In order to play the game she loved, Hale would continue to disguise herself as A. Jones for a period of nearly two full decades, from the early 1950s through to the 1970s. At first Hale was alone in her secret life but soon enough members of her home club would learn the true identity of A. Jones. Despite the clear prohibition of female players from tournament polo competition, neither Hale nor her teammates made any indication that anything was different about their particular polo club; it just wouldn’t be right to exile an individual who possessed such a powerful passion for the sport.
The Los Angeles native once described polo as one of the greatest things on Earth: “Going down the field with seven head of horses broadside, getting bumped by 900 pounds of horse and man, just holding that line steady for two seconds to make that shot. God, I love the game.”
In 1972, after years of repeated rejection, Hale’s hard work and persistence finally paid off when she became the first woman ever to gain admission into the USPA. In 1990, Hale led a female team that included her two daughters Sunny and Stormie, as well as the world’s top French female player, Caroline Anier, to the first United States Women’s Open championship. Having already played the game of polo for nearly forty years, Hale was a 53-year-old grandmother by the time she had won the first ever United States women’s title.
“We all just sat and cried,” said an elated Hale, “because we didn’t think we’d ever get to play. Those were great games at that tournament. And that’s where women’s polo really started.”

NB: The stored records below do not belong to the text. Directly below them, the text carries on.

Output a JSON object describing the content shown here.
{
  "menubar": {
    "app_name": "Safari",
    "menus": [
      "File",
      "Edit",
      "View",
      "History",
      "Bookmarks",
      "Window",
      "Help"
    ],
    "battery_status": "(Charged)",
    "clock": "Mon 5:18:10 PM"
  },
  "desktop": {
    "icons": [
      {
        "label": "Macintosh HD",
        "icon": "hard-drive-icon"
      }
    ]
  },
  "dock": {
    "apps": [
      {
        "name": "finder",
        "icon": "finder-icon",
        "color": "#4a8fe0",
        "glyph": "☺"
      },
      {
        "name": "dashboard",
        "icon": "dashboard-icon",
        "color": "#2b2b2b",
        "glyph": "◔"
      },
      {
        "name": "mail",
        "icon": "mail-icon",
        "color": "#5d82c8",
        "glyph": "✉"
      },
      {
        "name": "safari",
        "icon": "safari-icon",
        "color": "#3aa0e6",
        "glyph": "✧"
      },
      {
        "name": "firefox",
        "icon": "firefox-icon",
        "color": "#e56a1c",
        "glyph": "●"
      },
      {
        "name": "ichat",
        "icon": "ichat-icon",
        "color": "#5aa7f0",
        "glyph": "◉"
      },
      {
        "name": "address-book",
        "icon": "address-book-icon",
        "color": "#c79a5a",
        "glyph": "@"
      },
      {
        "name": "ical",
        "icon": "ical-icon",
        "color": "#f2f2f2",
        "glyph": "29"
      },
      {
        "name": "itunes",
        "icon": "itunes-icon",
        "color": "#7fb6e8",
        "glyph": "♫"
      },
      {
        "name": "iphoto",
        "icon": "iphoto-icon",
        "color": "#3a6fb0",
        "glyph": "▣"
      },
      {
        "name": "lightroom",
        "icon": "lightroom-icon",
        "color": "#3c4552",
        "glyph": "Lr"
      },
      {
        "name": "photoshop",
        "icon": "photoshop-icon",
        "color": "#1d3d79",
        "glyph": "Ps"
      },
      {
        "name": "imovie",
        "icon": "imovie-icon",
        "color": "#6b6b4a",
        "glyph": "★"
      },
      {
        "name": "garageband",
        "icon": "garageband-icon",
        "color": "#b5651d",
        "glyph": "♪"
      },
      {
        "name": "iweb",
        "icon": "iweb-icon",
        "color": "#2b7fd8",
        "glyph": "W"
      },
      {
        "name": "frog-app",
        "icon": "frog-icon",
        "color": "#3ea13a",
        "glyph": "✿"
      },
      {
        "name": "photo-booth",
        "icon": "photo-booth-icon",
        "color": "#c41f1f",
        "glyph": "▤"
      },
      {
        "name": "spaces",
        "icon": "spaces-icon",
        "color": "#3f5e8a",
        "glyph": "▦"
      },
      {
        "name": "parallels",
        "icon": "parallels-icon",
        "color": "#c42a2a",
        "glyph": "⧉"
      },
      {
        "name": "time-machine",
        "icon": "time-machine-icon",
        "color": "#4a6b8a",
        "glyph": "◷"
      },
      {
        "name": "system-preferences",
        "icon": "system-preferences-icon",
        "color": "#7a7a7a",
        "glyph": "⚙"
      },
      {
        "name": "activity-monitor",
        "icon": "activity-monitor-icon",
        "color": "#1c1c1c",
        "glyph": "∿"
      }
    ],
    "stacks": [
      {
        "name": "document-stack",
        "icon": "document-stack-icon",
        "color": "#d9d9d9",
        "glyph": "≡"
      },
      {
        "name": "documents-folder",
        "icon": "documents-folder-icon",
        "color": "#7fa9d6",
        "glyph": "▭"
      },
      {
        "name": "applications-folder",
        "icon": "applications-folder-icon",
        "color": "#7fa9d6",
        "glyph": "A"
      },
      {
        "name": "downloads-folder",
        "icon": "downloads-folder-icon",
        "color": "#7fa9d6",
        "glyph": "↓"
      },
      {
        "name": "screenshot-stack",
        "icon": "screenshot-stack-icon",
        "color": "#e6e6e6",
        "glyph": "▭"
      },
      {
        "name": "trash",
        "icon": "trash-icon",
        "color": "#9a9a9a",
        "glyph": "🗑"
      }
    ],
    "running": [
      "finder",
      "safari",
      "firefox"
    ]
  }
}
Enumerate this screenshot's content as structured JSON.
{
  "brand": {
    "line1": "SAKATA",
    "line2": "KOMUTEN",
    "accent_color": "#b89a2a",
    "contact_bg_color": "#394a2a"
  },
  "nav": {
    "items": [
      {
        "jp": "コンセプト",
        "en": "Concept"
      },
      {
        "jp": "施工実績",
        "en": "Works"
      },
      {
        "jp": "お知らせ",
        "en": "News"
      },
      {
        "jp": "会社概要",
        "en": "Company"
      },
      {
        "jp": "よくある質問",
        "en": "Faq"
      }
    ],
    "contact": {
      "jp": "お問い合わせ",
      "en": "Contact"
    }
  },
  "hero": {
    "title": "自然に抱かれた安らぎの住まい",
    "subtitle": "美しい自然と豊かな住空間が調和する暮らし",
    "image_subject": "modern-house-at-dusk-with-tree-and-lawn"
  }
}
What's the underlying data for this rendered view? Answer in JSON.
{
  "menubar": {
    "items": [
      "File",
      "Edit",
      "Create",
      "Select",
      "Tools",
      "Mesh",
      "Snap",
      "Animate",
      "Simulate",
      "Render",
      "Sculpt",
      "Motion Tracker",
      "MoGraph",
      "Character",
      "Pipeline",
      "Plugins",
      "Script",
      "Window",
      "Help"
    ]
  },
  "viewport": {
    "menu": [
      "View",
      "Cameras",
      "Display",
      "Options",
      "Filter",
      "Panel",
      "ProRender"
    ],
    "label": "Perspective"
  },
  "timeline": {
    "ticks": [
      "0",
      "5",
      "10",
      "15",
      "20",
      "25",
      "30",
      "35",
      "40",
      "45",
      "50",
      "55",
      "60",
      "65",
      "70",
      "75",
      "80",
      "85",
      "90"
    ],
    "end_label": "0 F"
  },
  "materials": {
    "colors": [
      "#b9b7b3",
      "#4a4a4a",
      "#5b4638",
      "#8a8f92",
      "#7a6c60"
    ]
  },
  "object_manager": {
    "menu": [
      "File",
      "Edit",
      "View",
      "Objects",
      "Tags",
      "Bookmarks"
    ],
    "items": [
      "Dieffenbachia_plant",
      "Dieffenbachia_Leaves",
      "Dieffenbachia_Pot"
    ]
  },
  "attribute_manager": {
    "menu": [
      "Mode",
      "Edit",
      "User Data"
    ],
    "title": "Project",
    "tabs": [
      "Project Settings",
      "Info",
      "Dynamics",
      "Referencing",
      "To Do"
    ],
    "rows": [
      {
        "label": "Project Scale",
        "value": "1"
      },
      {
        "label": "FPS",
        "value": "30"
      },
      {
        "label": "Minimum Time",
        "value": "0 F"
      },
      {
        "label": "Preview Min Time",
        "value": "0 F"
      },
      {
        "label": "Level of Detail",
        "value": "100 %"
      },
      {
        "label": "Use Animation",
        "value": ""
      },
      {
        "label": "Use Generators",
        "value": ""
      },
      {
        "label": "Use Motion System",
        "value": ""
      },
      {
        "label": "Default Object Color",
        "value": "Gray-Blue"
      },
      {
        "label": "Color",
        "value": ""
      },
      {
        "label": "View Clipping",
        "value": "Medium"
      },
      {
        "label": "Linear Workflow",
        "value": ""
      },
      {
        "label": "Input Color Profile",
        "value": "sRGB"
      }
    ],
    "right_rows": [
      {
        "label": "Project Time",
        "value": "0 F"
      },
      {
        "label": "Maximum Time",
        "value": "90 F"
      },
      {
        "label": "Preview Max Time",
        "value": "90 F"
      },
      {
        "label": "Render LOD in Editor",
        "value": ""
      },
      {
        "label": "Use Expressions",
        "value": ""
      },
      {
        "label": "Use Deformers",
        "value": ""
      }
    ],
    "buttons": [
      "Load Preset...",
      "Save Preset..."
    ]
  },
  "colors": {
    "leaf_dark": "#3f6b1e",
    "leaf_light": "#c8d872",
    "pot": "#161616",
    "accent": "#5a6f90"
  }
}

Apart from the game of polo, Hale was an avid poet, painter, sculptor and regularly campaigned against urban sprawl in the Los Angeles area. Hale continued to play polo regularly until she passed in 2003, at the age of 65.
Since 1972, there have been more than 600 women granted admission to the United States Polo Association.